Lines from the listing below that contain the string "event" are to be reported.
──────── SOURCE MATERIAL ────────
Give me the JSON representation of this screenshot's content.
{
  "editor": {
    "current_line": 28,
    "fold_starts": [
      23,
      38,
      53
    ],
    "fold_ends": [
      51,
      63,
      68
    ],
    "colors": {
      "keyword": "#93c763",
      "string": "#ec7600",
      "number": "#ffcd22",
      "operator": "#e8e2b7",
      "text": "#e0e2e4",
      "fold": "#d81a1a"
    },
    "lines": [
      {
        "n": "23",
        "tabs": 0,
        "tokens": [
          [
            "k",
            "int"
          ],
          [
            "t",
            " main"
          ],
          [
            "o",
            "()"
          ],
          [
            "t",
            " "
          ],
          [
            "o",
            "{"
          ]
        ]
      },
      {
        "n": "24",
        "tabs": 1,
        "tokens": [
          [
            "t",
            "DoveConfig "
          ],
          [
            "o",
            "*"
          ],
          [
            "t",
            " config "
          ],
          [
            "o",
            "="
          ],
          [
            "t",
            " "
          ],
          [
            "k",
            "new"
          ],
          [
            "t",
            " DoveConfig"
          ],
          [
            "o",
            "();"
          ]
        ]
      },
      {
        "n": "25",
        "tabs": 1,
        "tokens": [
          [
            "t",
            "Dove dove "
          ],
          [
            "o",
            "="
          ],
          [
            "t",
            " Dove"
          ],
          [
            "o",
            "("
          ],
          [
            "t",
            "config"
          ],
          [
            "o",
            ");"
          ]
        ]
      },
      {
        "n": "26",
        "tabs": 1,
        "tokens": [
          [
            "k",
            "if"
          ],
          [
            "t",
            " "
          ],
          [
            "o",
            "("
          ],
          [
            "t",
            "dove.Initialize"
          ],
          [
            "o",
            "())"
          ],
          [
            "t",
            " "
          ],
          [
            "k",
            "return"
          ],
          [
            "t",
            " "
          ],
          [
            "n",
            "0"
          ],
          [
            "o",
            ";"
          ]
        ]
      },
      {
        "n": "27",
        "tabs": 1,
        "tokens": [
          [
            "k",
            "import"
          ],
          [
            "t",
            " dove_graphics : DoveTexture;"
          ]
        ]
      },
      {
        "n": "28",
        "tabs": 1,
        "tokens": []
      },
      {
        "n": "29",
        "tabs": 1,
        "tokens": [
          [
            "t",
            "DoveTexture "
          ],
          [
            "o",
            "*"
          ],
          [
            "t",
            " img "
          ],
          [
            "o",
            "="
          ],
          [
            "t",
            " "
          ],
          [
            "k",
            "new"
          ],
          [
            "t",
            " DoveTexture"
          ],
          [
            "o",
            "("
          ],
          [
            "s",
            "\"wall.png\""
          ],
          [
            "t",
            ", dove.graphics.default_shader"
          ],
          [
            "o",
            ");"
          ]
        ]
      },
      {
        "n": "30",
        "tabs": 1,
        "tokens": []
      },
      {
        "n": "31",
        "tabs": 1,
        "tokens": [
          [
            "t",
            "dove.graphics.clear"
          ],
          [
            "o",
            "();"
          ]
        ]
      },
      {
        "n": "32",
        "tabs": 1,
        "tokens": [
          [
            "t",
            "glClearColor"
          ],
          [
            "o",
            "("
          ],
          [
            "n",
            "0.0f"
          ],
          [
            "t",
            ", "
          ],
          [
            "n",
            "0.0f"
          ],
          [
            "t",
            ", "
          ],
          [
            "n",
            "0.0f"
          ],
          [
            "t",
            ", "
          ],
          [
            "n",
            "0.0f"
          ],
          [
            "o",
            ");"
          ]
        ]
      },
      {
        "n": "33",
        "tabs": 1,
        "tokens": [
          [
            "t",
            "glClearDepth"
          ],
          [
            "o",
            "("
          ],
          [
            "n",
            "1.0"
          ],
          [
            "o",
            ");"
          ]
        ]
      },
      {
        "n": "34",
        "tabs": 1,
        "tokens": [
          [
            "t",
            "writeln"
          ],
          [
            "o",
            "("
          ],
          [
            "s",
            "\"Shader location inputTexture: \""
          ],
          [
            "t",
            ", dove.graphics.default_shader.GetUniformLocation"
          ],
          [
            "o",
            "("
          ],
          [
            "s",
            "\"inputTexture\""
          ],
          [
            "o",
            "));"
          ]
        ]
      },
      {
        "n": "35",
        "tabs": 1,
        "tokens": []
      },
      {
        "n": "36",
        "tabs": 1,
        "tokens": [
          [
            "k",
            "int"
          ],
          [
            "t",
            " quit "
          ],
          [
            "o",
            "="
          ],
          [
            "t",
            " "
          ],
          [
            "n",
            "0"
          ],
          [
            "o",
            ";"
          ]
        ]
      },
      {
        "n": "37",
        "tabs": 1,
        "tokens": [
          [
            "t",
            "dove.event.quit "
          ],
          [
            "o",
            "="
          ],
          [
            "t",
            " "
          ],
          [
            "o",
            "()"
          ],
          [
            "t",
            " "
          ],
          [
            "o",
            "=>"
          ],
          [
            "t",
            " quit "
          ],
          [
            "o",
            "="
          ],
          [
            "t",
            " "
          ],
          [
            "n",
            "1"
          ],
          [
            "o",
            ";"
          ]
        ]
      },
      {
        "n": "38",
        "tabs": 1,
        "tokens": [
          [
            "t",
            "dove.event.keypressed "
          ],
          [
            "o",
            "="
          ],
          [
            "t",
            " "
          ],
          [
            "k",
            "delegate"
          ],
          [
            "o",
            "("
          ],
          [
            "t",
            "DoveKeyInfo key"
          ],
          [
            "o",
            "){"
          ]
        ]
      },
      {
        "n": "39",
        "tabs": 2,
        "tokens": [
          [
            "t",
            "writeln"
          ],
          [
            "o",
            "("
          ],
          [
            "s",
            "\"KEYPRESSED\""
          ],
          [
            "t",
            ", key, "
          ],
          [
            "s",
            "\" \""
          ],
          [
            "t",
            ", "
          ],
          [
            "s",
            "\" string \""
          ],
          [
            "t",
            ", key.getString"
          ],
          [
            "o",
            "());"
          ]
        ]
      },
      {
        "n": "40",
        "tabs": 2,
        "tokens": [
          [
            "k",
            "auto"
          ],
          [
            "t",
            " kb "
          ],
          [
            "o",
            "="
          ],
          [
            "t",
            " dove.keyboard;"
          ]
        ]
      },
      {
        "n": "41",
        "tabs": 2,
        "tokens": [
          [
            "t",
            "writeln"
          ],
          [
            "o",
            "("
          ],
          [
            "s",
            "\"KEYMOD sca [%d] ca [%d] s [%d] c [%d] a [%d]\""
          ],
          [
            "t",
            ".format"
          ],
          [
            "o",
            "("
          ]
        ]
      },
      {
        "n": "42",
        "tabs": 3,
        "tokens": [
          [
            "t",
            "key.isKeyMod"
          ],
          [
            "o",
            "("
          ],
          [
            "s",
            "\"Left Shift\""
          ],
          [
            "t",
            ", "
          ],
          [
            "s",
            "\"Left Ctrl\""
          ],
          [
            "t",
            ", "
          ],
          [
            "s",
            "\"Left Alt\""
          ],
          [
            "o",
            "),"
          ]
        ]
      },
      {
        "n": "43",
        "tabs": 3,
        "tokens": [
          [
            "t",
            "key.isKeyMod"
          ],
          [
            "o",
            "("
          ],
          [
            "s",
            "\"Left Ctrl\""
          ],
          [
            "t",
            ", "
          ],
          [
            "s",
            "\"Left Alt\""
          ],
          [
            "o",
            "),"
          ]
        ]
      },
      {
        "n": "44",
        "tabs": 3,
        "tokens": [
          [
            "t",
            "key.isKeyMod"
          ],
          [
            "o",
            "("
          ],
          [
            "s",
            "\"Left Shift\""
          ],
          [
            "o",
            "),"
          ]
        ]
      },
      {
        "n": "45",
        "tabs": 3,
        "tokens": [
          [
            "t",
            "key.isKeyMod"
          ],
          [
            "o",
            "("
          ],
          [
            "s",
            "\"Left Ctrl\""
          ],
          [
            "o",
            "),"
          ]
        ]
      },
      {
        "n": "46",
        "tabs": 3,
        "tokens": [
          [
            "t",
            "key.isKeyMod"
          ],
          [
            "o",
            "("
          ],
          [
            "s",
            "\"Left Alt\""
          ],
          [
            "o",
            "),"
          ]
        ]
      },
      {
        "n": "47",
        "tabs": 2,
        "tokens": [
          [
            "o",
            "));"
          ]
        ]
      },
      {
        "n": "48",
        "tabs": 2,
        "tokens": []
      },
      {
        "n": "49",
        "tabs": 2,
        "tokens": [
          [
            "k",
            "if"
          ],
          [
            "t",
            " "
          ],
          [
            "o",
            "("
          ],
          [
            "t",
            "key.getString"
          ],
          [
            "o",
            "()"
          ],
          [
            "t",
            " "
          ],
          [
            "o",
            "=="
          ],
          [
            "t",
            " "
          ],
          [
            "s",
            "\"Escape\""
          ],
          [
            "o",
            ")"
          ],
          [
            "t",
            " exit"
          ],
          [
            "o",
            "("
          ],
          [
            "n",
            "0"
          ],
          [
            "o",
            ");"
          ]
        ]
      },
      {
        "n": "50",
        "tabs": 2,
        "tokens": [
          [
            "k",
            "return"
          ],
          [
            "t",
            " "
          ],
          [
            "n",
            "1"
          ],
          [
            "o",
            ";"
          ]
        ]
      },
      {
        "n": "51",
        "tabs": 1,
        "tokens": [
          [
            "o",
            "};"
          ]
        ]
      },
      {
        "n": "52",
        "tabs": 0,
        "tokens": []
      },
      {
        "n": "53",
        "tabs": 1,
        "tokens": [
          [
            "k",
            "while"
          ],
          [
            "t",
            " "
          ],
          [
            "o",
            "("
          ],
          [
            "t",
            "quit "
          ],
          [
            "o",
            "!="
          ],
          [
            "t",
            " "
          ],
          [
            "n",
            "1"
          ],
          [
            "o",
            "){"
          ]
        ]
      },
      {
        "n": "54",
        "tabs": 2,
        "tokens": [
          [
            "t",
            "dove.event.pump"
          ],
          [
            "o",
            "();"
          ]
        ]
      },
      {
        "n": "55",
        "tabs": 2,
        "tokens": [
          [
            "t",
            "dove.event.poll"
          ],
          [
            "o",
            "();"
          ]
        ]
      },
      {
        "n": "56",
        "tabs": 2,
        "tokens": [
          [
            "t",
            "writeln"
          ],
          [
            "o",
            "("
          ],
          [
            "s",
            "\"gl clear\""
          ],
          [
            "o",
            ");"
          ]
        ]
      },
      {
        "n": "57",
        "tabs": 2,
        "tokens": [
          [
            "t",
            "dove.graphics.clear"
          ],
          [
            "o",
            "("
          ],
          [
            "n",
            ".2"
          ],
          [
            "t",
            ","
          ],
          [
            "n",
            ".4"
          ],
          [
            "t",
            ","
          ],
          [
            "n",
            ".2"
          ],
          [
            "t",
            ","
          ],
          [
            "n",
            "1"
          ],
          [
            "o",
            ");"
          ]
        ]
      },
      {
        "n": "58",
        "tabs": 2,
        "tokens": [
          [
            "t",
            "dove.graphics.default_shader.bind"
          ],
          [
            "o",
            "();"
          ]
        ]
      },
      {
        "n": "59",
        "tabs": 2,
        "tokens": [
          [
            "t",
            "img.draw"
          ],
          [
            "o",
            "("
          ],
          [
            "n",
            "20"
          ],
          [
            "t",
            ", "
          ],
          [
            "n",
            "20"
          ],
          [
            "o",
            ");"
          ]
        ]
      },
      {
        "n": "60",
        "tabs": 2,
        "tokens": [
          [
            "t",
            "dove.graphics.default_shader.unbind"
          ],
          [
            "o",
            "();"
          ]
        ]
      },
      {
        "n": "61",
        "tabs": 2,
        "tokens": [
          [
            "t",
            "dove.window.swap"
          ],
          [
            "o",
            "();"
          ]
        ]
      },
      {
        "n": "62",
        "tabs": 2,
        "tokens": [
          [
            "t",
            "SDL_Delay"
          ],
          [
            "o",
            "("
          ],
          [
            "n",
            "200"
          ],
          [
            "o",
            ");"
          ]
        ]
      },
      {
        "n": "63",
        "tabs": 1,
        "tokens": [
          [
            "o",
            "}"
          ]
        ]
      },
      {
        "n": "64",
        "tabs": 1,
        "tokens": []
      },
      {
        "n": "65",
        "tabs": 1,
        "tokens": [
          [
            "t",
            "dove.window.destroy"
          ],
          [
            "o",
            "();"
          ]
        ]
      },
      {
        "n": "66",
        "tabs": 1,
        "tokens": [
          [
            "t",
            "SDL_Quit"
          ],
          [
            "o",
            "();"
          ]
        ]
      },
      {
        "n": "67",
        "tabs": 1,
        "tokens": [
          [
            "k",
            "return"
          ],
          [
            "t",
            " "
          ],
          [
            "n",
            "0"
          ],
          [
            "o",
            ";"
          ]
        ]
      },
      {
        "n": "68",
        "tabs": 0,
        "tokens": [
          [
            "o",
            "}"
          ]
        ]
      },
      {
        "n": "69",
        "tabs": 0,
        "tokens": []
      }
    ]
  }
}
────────
EXERCISE RESPONSE:
            "dove.event.quit "
            "dove.event.keypressed "
            "dove.event.pump"
            "dove.event.poll"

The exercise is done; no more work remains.